Disclosure: This post was sponsored by BLOOM! to spread the word about its Educational Resource Toolkit. All opinions and stories are my own.
I’m so happy I partnered with BLOOM! because I’m getting ready to plant my vegetable garden and it’s a great learning opportunity for my kids. Something as simple as planting a garden can make a big difference. It’s a way to teach kids to appreciate the plant world, perhaps igniting a lifelong passion that could turn into a career.
A garden opens the world to so many avenues. Did you know that horticulturists impact everything from the air we breathe, to the fruits and vegetables we eat, to the beautiful landscapes and floral arrangements we enjoy?
Horticulturists are the people that we rely on to use their plant knowledge to solve some of our planet’s biggest challenges, like feeding a growing world, climate change, and clean water. With more than 100 different careers in the industry, horticulture — the art, science, technology, and business of plants — has something to offer everyone. Jobs include plant scientists, landscape architects, arborists, urban farmers and drone engineers, just to name a few.
With many of my graduating high school senior’s friends interested in studying Environmental Science in college to address their concerns about the health of our planet, they might also be interested to know that horticulturists will play a pivotal role in this quest.
Garden-to-table also gets kids eating veggies pulled straight from the ground. When my kids are part of the growing process, they appreciate the final product which always tastes better than store-bought. Who knows? Maybe a chef will emerge from this experience!
So how does BLOOM! come in? BLOOM! operates on one simple premise: the more we know about plants, the more we can make a difference today.
In partnership with Scholastic, they developed BLOOM! Educational Resource Toolkit which includes sample lesson plans, student magazines, games, videos and an online module that encourage students to explore the world of plants.
These resources are easy to use and can be used at schools or at home. There’s even a fun quiz at WeAreBLOOM.org that can start the conversation about plants and #PlantPower. Perhaps this can spark ideas for a science fair project?

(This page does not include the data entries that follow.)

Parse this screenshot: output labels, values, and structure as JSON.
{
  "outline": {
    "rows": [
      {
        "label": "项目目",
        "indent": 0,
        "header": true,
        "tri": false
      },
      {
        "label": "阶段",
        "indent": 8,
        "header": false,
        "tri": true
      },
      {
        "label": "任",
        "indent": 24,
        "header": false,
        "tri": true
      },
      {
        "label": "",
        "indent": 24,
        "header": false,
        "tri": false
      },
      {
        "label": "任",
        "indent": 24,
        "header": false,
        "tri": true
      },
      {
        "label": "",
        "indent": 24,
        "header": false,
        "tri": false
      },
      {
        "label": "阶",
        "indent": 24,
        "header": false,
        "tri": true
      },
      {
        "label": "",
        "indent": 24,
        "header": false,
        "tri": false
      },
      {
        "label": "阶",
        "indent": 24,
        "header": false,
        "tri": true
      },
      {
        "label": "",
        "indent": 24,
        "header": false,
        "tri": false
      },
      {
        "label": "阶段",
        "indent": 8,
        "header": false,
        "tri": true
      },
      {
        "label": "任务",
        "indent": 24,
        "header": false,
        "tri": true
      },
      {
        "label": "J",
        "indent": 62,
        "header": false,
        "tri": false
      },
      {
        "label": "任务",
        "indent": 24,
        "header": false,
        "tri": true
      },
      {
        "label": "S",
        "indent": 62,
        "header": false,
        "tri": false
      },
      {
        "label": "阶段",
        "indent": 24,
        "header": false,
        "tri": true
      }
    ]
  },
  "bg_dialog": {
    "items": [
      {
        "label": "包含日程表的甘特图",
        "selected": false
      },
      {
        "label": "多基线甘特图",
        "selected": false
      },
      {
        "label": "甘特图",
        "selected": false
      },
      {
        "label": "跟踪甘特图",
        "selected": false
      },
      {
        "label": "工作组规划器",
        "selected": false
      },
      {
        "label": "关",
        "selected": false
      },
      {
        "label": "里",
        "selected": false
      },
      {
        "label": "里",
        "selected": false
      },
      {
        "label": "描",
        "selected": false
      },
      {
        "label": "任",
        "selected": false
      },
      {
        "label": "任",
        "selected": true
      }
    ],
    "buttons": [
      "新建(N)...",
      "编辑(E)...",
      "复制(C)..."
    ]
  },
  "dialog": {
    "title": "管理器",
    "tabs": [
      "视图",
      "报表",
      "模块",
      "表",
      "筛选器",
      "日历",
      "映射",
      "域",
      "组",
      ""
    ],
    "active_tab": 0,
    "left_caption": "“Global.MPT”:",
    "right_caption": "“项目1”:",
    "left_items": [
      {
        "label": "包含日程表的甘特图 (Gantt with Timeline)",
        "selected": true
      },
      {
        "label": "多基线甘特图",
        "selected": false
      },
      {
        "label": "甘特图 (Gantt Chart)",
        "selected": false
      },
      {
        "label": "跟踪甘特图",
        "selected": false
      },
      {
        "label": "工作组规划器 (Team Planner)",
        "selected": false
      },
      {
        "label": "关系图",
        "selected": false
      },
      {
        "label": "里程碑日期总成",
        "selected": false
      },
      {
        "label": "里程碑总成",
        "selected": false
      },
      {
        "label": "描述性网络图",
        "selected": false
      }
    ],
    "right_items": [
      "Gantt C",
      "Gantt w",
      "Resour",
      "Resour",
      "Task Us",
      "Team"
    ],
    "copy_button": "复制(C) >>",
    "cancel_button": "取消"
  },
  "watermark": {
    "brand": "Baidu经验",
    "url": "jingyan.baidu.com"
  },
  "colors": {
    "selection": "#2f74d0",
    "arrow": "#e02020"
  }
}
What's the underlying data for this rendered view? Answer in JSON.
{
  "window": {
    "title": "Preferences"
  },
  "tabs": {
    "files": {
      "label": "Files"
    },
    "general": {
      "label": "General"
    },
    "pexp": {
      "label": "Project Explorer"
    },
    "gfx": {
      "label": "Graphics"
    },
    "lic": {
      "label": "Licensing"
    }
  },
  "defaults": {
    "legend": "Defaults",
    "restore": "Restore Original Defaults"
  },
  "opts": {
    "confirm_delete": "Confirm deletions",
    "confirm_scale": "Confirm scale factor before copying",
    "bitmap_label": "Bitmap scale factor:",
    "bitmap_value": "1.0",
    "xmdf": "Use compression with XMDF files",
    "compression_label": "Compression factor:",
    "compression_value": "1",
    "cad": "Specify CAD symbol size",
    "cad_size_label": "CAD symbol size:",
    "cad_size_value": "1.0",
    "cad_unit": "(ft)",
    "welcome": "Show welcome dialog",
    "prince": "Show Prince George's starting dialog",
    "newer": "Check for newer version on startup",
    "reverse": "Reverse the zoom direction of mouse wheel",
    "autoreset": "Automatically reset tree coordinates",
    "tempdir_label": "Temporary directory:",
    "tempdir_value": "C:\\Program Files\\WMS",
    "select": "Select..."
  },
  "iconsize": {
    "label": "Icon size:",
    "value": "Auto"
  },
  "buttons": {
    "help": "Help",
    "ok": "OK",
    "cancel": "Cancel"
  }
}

How about you? What kind of STEM/STEAM activities are you doing at home with your kids? Thanks for sharing.
p.s. I do easy science projects with my son that don’t require special purchases. Our latest science exposure is watching fun STEM videos. We also built a DIY Bee House (and I found a kit for that), played with candy, made bath bombs, skipped rocks on ice, soccer physics, drank Japanese Ramune soda, building a protective egg device, ice cracking in a water glass, and baked a cake representing a cell.
More complicated STEM stuff included watching a total solar eclipse, building a toothbrush robot, 3D printing camp, DIY Pop Up Light Up Circuit Card, DIY iPhone Microscope, Scratch Programming, 3D Hologram Projector, and building a homopolar motor.